__What is being asked__: Can you print the data exactly and leave out each image?

=== Supplied entries ===

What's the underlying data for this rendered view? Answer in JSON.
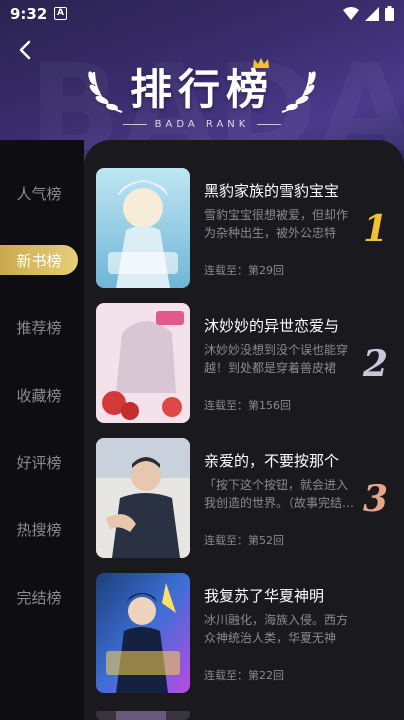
{
  "status_bar": {
    "time": "9:32",
    "notification_letter": "A"
  },
  "header": {
    "title": "排行榜",
    "subtitle": "BADA RANK",
    "bg_letters": "BADA"
  },
  "sidebar": {
    "items": [
      {
        "label": "人气榜",
        "active": false
      },
      {
        "label": "新书榜",
        "active": true
      },
      {
        "label": "推荐榜",
        "active": false
      },
      {
        "label": "收藏榜",
        "active": false
      },
      {
        "label": "好评榜",
        "active": false
      },
      {
        "label": "热搜榜",
        "active": false
      },
      {
        "label": "完结榜",
        "active": false
      }
    ]
  },
  "books": [
    {
      "rank": "1",
      "title": "黑豹家族的雪豹宝宝",
      "desc": "雪豹宝宝很想被爱，但却作为杂种出生，被外公忠特欺…",
      "update": "连载至：第29回"
    },
    {
      "rank": "2",
      "title": "沐妙妙的异世恋爱与",
      "desc": "沐妙妙没想到没个误也能穿越！到处都是穿着兽皮裙露…",
      "update": "连载至：第156回"
    },
    {
      "rank": "3",
      "title": "亲爱的，不要按那个",
      "desc": "「按下这个按钮，就会进入我创造的世界。（故事完结…",
      "update": "连载至：第52回"
    },
    {
      "rank": "",
      "title": "我复苏了华夏神明",
      "desc": "冰川融化，海族入侵。西方众神统治人类，华夏无神成…",
      "update": "连载至：第22回"
    }
  ],
  "colors": {
    "accent_gold": "#e7cf7a",
    "rank1": "#f0c233",
    "rank2": "#c9c5da",
    "rank3": "#e9a38d",
    "panel_bg": "#19191e",
    "header_purple": "#3a2d6e"
  }
}
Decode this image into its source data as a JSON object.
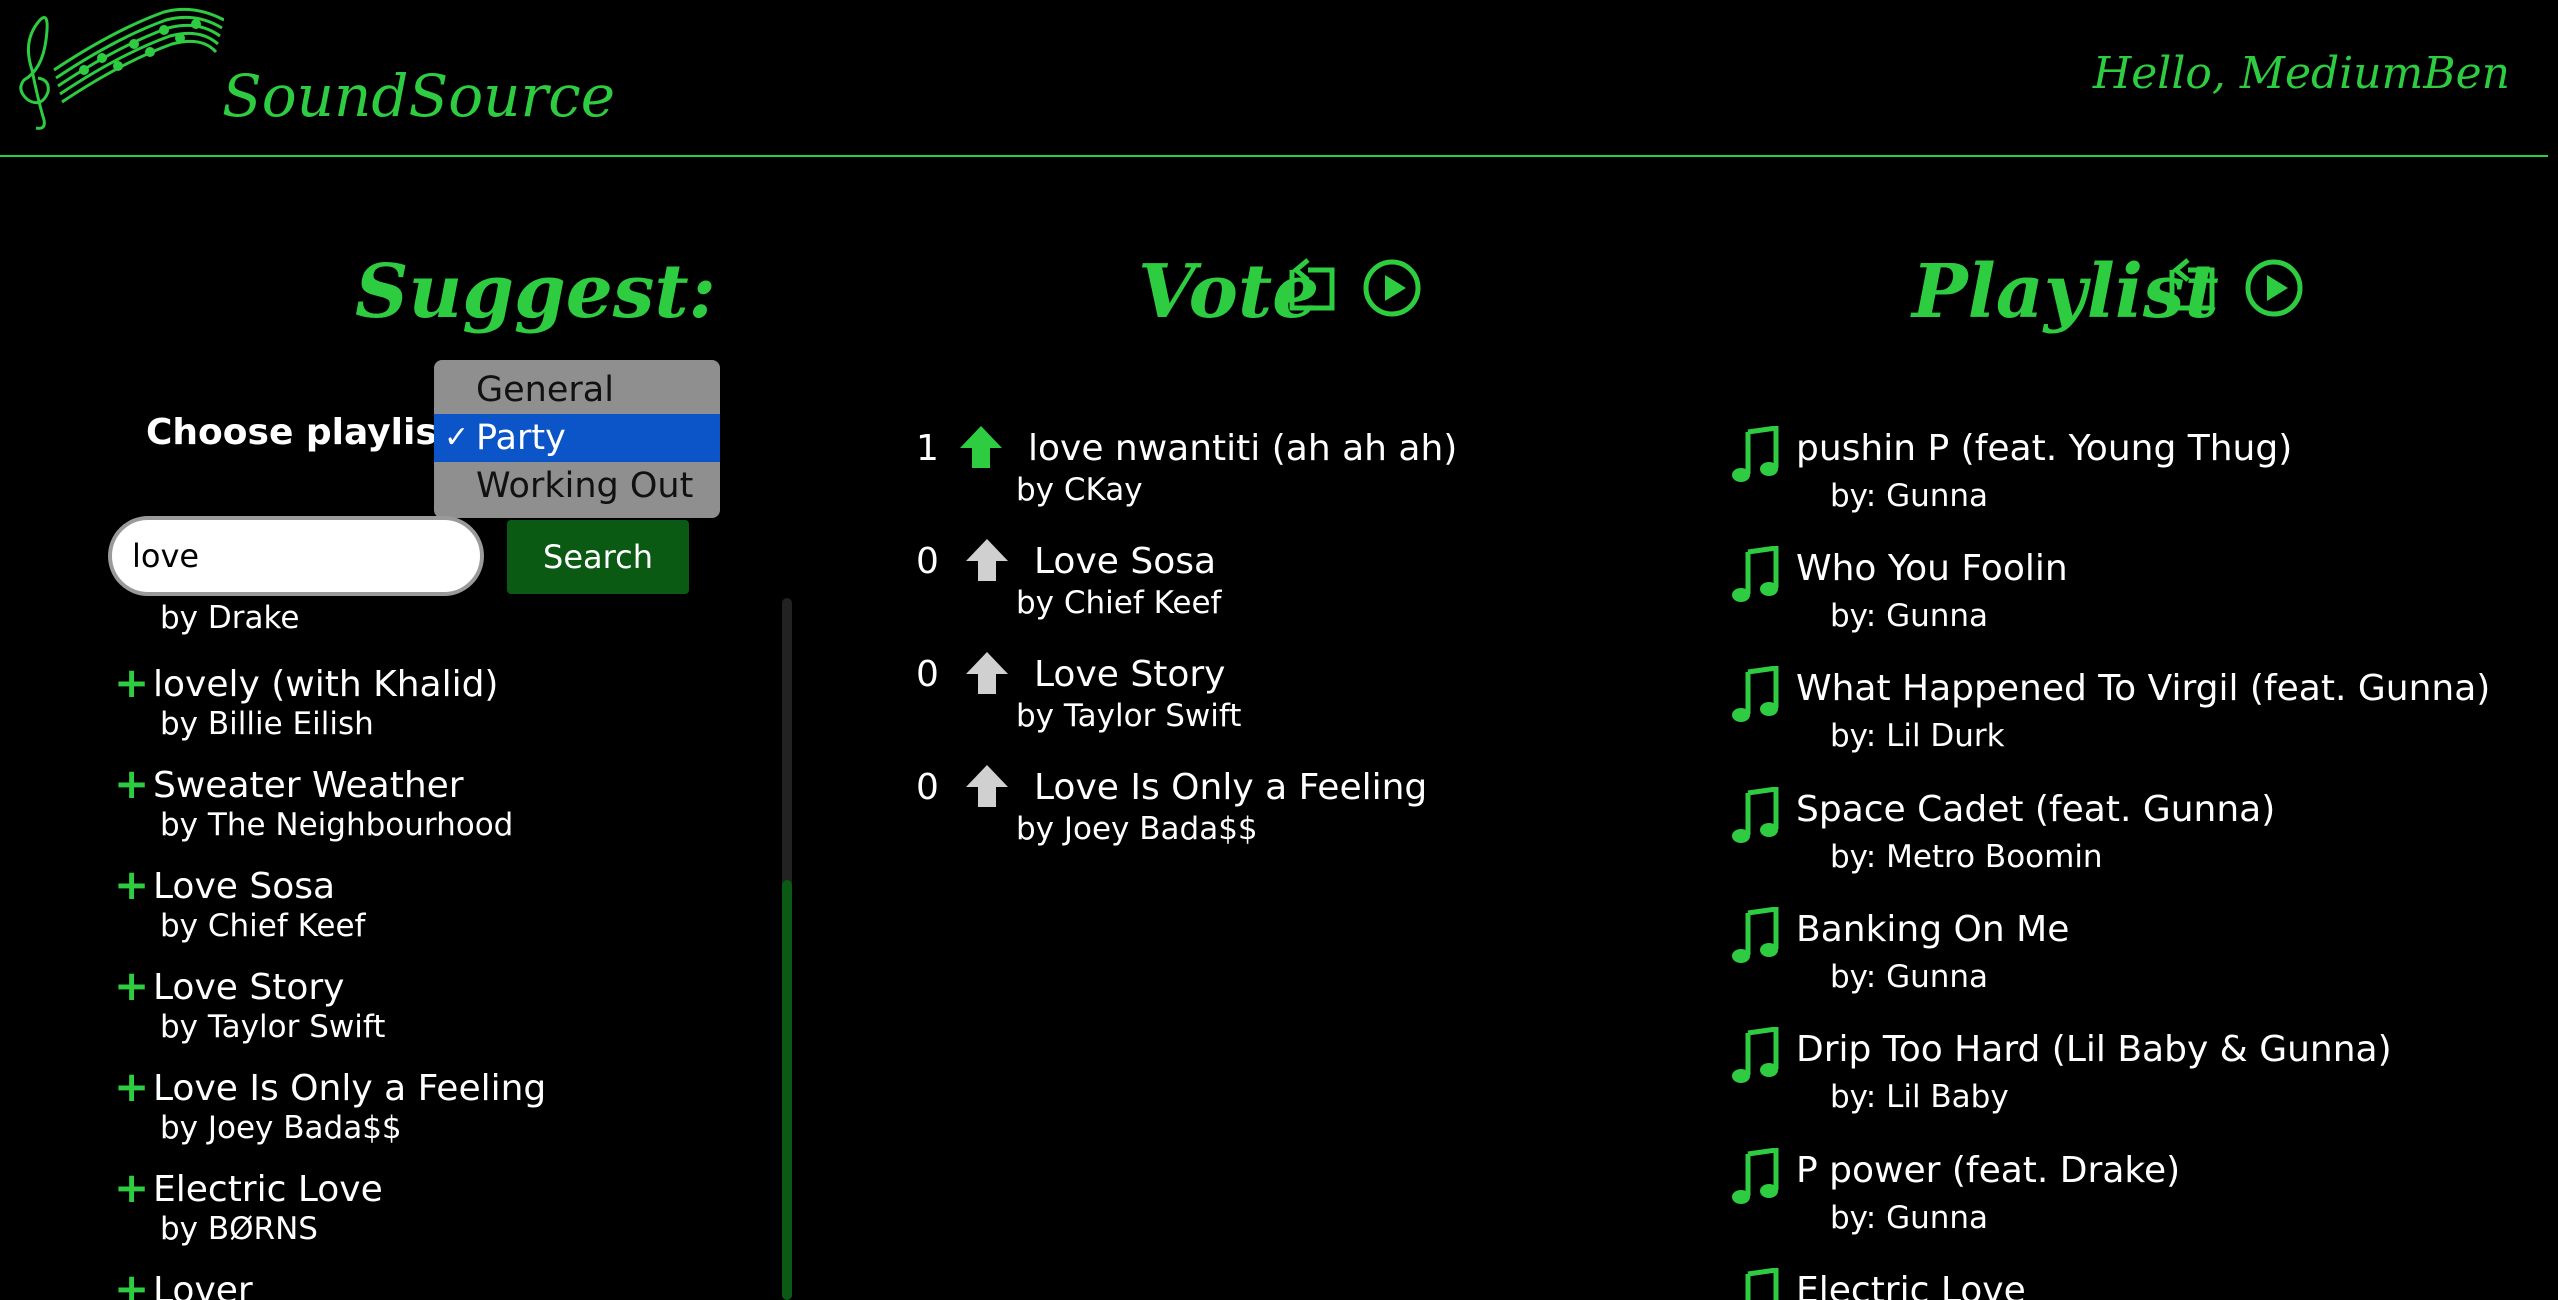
{
  "app": {
    "brand": "SoundSource",
    "greeting": "Hello, MediumBen",
    "accent_color": "#2ecc40"
  },
  "suggest": {
    "title": "Suggest:",
    "choose_label": "Choose playlist:",
    "playlist_options": [
      "General",
      "Party",
      "Working Out"
    ],
    "selected_option": "Party",
    "search_value": "love",
    "search_button": "Search",
    "results": [
      {
        "title": "",
        "artist": "by Drake"
      },
      {
        "title": "lovely (with Khalid)",
        "artist": "by Billie Eilish"
      },
      {
        "title": "Sweater Weather",
        "artist": "by The Neighbourhood"
      },
      {
        "title": "Love Sosa",
        "artist": "by Chief Keef"
      },
      {
        "title": "Love Story",
        "artist": "by Taylor Swift"
      },
      {
        "title": "Love Is Only a Feeling",
        "artist": "by Joey Bada$$"
      },
      {
        "title": "Electric Love",
        "artist": "by BØRNS"
      },
      {
        "title": "Lover",
        "artist": ""
      }
    ]
  },
  "vote": {
    "title": "Vote",
    "items": [
      {
        "count": "1",
        "voted": true,
        "title": "love nwantiti (ah ah ah)",
        "artist": "by CKay"
      },
      {
        "count": "0",
        "voted": false,
        "title": "Love Sosa",
        "artist": "by Chief Keef"
      },
      {
        "count": "0",
        "voted": false,
        "title": "Love Story",
        "artist": "by Taylor Swift"
      },
      {
        "count": "0",
        "voted": false,
        "title": "Love Is Only a Feeling",
        "artist": "by Joey Bada$$"
      }
    ]
  },
  "playlist": {
    "title": "Playlist",
    "items": [
      {
        "title": "pushin P (feat. Young Thug)",
        "artist": "by: Gunna"
      },
      {
        "title": "Who You Foolin",
        "artist": "by: Gunna"
      },
      {
        "title": "What Happened To Virgil (feat. Gunna)",
        "artist": "by: Lil Durk"
      },
      {
        "title": "Space Cadet (feat. Gunna)",
        "artist": "by: Metro Boomin"
      },
      {
        "title": "Banking On Me",
        "artist": "by: Gunna"
      },
      {
        "title": "Drip Too Hard (Lil Baby & Gunna)",
        "artist": "by: Lil Baby"
      },
      {
        "title": "P power (feat. Drake)",
        "artist": "by: Gunna"
      },
      {
        "title": "Electric Love",
        "artist": ""
      }
    ]
  }
}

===

__Task output__:
What's the underlying data for this rendered view? Answer in JSON.
{
  "status_bar": {
    "time": "9:32",
    "notification_letter": "A"
  },
  "header": {
    "title": "排行榜",
    "subtitle": "BADA RANK",
    "bg_letters": "BADA"
  },
  "sidebar": {
    "items": [
      {
        "label": "人气榜",
        "active": false
      },
      {
        "label": "新书榜",
        "active": true
      },
      {
        "label": "推荐榜",
        "active": false
      },
      {
        "label": "收藏榜",
        "active": false
      },
      {
        "label": "好评榜",
        "active": false
      },
      {
        "label": "热搜榜",
        "active": false
      },
      {
        "label": "完结榜",
        "active": false
      }
    ]
  },
  "books": [
    {
      "rank": "1",
      "title": "黑豹家族的雪豹宝宝",
      "desc": "雪豹宝宝很想被爱，但却作为杂种出生，被外公忠特欺…",
      "update": "连载至：第29回"
    },
    {
      "rank": "2",
      "title": "沐妙妙的异世恋爱与",
      "desc": "沐妙妙没想到没个误也能穿越！到处都是穿着兽皮裙露…",
      "update": "连载至：第156回"
    },
    {
      "rank": "3",
      "title": "亲爱的，不要按那个",
      "desc": "「按下这个按钮，就会进入我创造的世界。（故事完结…",
      "update": "连载至：第52回"
    },
    {
      "rank": "",
      "title": "我复苏了华夏神明",
      "desc": "冰川融化，海族入侵。西方众神统治人类，华夏无神成…",
      "update": "连载至：第22回"
    }
  ],
  "colors": {
    "accent_gold": "#e7cf7a",
    "rank1": "#f0c233",
    "rank2": "#c9c5da",
    "rank3": "#e9a38d",
    "panel_bg": "#19191e",
    "header_purple": "#3a2d6e"
  }
}
Decode this image into its source data as a JSON object.
{
  "app": {
    "brand": "SoundSource",
    "greeting": "Hello, MediumBen",
    "accent_color": "#2ecc40"
  },
  "suggest": {
    "title": "Suggest:",
    "choose_label": "Choose playlist:",
    "playlist_options": [
      "General",
      "Party",
      "Working Out"
    ],
    "selected_option": "Party",
    "search_value": "love",
    "search_button": "Search",
    "results": [
      {
        "title": "",
        "artist": "by Drake"
      },
      {
        "title": "lovely (with Khalid)",
        "artist": "by Billie Eilish"
      },
      {
        "title": "Sweater Weather",
        "artist": "by The Neighbourhood"
      },
      {
        "title": "Love Sosa",
        "artist": "by Chief Keef"
      },
      {
        "title": "Love Story",
        "artist": "by Taylor Swift"
      },
      {
        "title": "Love Is Only a Feeling",
        "artist": "by Joey Bada$$"
      },
      {
        "title": "Electric Love",
        "artist": "by BØRNS"
      },
      {
        "title": "Lover",
        "artist": ""
      }
    ]
  },
  "vote": {
    "title": "Vote",
    "items": [
      {
        "count": "1",
        "voted": true,
        "title": "love nwantiti (ah ah ah)",
        "artist": "by CKay"
      },
      {
        "count": "0",
        "voted": false,
        "title": "Love Sosa",
        "artist": "by Chief Keef"
      },
      {
        "count": "0",
        "voted": false,
        "title": "Love Story",
        "artist": "by Taylor Swift"
      },
      {
        "count": "0",
        "voted": false,
        "title": "Love Is Only a Feeling",
        "artist": "by Joey Bada$$"
      }
    ]
  },
  "playlist": {
    "title": "Playlist",
    "items": [
      {
        "title": "pushin P (feat. Young Thug)",
        "artist": "by: Gunna"
      },
      {
        "title": "Who You Foolin",
        "artist": "by: Gunna"
      },
      {
        "title": "What Happened To Virgil (feat. Gunna)",
        "artist": "by: Lil Durk"
      },
      {
        "title": "Space Cadet (feat. Gunna)",
        "artist": "by: Metro Boomin"
      },
      {
        "title": "Banking On Me",
        "artist": "by: Gunna"
      },
      {
        "title": "Drip Too Hard (Lil Baby & Gunna)",
        "artist": "by: Lil Baby"
      },
      {
        "title": "P power (feat. Drake)",
        "artist": "by: Gunna"
      },
      {
        "title": "Electric Love",
        "artist": ""
      }
    ]
  }
}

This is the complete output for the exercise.